### Exercise
Determine the number of lines in the data that contain "Active", and write only that number.

### Source data
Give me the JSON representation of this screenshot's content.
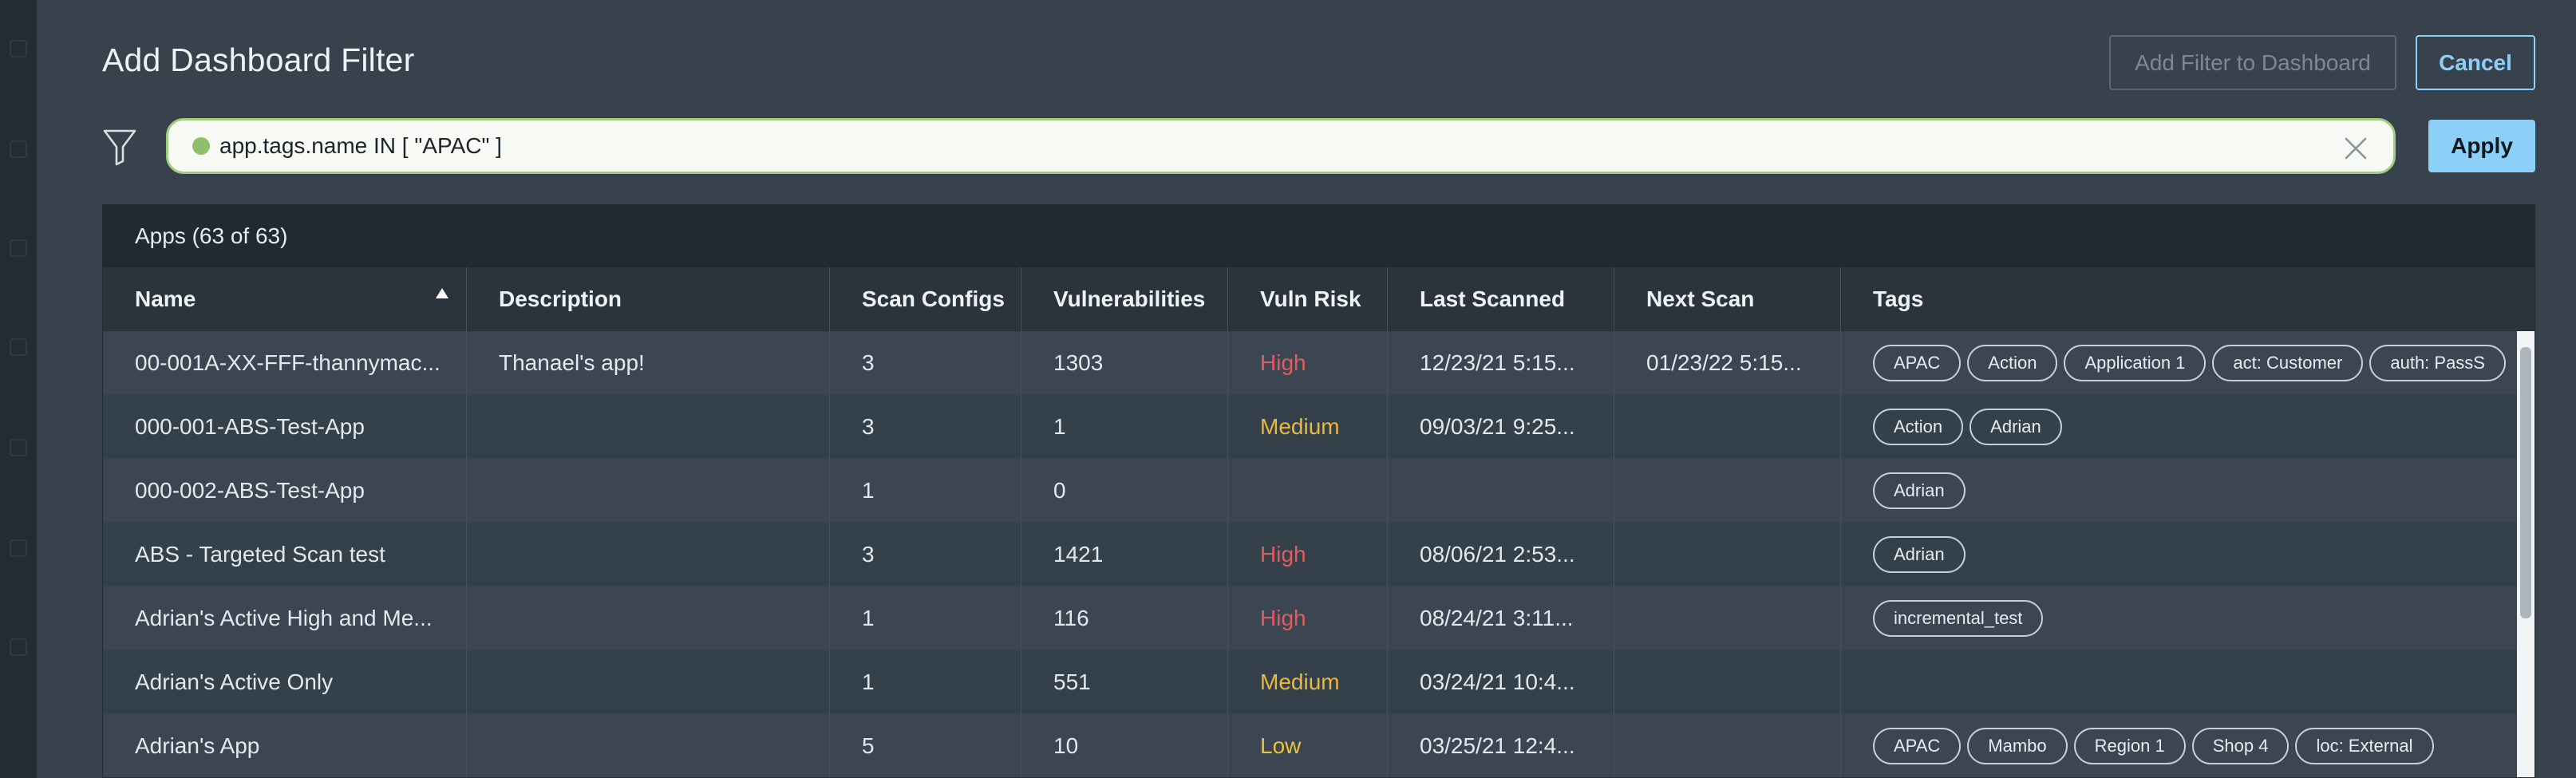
{
  "dialog": {
    "title": "Add Dashboard Filter",
    "add_button": "Add Filter to Dashboard",
    "cancel_button": "Cancel"
  },
  "filter": {
    "query": "app.tags.name IN [ \"APAC\" ]",
    "apply_button": "Apply"
  },
  "table": {
    "count_label": "Apps (63 of 63)",
    "sorted_column": "Name",
    "columns": [
      "Name",
      "Description",
      "Scan Configs",
      "Vulnerabilities",
      "Vuln Risk",
      "Last Scanned",
      "Next Scan",
      "Tags"
    ],
    "rows": [
      {
        "name": "00-001A-XX-FFF-thannymac...",
        "description": "Thanael's app!",
        "scan_configs": "3",
        "vulnerabilities": "1303",
        "risk": "High",
        "last_scanned": "12/23/21 5:15...",
        "next_scan": "01/23/22 5:15...",
        "tags": [
          "APAC",
          "Action",
          "Application 1",
          "act: Customer",
          "auth: PassS"
        ]
      },
      {
        "name": "000-001-ABS-Test-App",
        "description": "",
        "scan_configs": "3",
        "vulnerabilities": "1",
        "risk": "Medium",
        "last_scanned": "09/03/21 9:25...",
        "next_scan": "",
        "tags": [
          "Action",
          "Adrian"
        ]
      },
      {
        "name": "000-002-ABS-Test-App",
        "description": "",
        "scan_configs": "1",
        "vulnerabilities": "0",
        "risk": "",
        "last_scanned": "",
        "next_scan": "",
        "tags": [
          "Adrian"
        ]
      },
      {
        "name": "ABS - Targeted Scan test",
        "description": "",
        "scan_configs": "3",
        "vulnerabilities": "1421",
        "risk": "High",
        "last_scanned": "08/06/21 2:53...",
        "next_scan": "",
        "tags": [
          "Adrian"
        ]
      },
      {
        "name": "Adrian's Active High and Me...",
        "description": "",
        "scan_configs": "1",
        "vulnerabilities": "116",
        "risk": "High",
        "last_scanned": "08/24/21 3:11...",
        "next_scan": "",
        "tags": [
          "incremental_test"
        ]
      },
      {
        "name": "Adrian's Active Only",
        "description": "",
        "scan_configs": "1",
        "vulnerabilities": "551",
        "risk": "Medium",
        "last_scanned": "03/24/21 10:4...",
        "next_scan": "",
        "tags": []
      },
      {
        "name": "Adrian's App",
        "description": "",
        "scan_configs": "5",
        "vulnerabilities": "10",
        "risk": "Low",
        "last_scanned": "03/25/21 12:4...",
        "next_scan": "",
        "tags": [
          "APAC",
          "Mambo",
          "Region 1",
          "Shop 4",
          "loc: External"
        ]
      }
    ]
  },
  "colors": {
    "accent": "#8cd0f7",
    "valid_query": "#8fbf6d",
    "risk_high": "#e35c5c",
    "risk_medium": "#e8b93b",
    "risk_low": "#e8c33b"
  },
  "icons": {
    "filter": "filter-funnel-icon",
    "clear": "close-icon",
    "sort": "sort-ascending-icon"
  }
}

### Exercise result
2